Required work
Write out the data exactly, please, and omit the pictures.
***** Information provided
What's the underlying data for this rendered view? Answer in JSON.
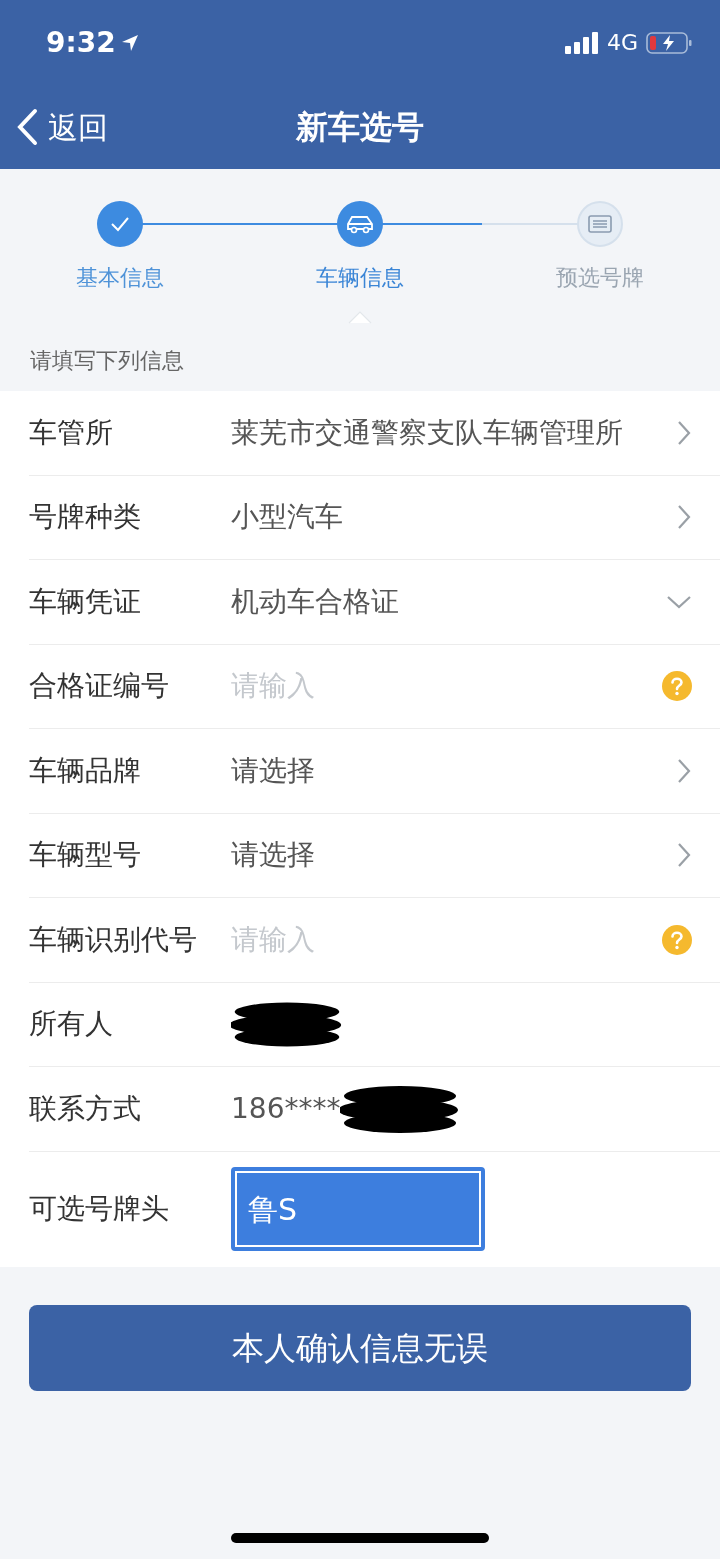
{
  "status_bar": {
    "time": "9:32",
    "network": "4G"
  },
  "nav": {
    "back": "返回",
    "title": "新车选号"
  },
  "stepper": {
    "progress": {
      "level": 0.75
    },
    "steps": [
      {
        "label": "基本信息",
        "selected": false
      },
      {
        "label": "车辆信息",
        "selected": true
      },
      {
        "label": "预选号牌",
        "selected": false
      }
    ]
  },
  "section_label": "请填写下列信息",
  "rows": [
    {
      "label": "车管所",
      "kind": "link",
      "value": "莱芜市交通警察支队车辆管理所"
    },
    {
      "label": "号牌种类",
      "kind": "link",
      "value": "小型汽车"
    },
    {
      "label": "车辆凭证",
      "kind": "dropdown",
      "value": "机动车合格证"
    },
    {
      "label": "合格证编号",
      "kind": "input",
      "placeholder": "请输入"
    },
    {
      "label": "车辆品牌",
      "kind": "link",
      "value": "请选择"
    },
    {
      "label": "车辆型号",
      "kind": "link",
      "value": "请选择"
    },
    {
      "label": "车辆识别代号",
      "kind": "input",
      "placeholder": "请输入"
    },
    {
      "label": "所有人",
      "kind": "text",
      "redacted": true
    },
    {
      "label": "联系方式",
      "kind": "text",
      "value": "186****",
      "redacted": true
    },
    {
      "label": "可选号牌头",
      "kind": "chip",
      "value": "鲁S",
      "selected": true
    }
  ],
  "confirm_button": "本人确认信息无误"
}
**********
Exercise answer
What's the underlying data for this rendered view? Answer in JSON.
{
  "status_bar": {
    "time": "9:32",
    "network": "4G"
  },
  "nav": {
    "back": "返回",
    "title": "新车选号"
  },
  "stepper": {
    "progress": {
      "level": 0.75
    },
    "steps": [
      {
        "label": "基本信息",
        "selected": false
      },
      {
        "label": "车辆信息",
        "selected": true
      },
      {
        "label": "预选号牌",
        "selected": false
      }
    ]
  },
  "section_label": "请填写下列信息",
  "rows": [
    {
      "label": "车管所",
      "kind": "link",
      "value": "莱芜市交通警察支队车辆管理所"
    },
    {
      "label": "号牌种类",
      "kind": "link",
      "value": "小型汽车"
    },
    {
      "label": "车辆凭证",
      "kind": "dropdown",
      "value": "机动车合格证"
    },
    {
      "label": "合格证编号",
      "kind": "input",
      "placeholder": "请输入"
    },
    {
      "label": "车辆品牌",
      "kind": "link",
      "value": "请选择"
    },
    {
      "label": "车辆型号",
      "kind": "link",
      "value": "请选择"
    },
    {
      "label": "车辆识别代号",
      "kind": "input",
      "placeholder": "请输入"
    },
    {
      "label": "所有人",
      "kind": "text",
      "redacted": true
    },
    {
      "label": "联系方式",
      "kind": "text",
      "value": "186****",
      "redacted": true
    },
    {
      "label": "可选号牌头",
      "kind": "chip",
      "value": "鲁S",
      "selected": true
    }
  ],
  "confirm_button": "本人确认信息无误"
}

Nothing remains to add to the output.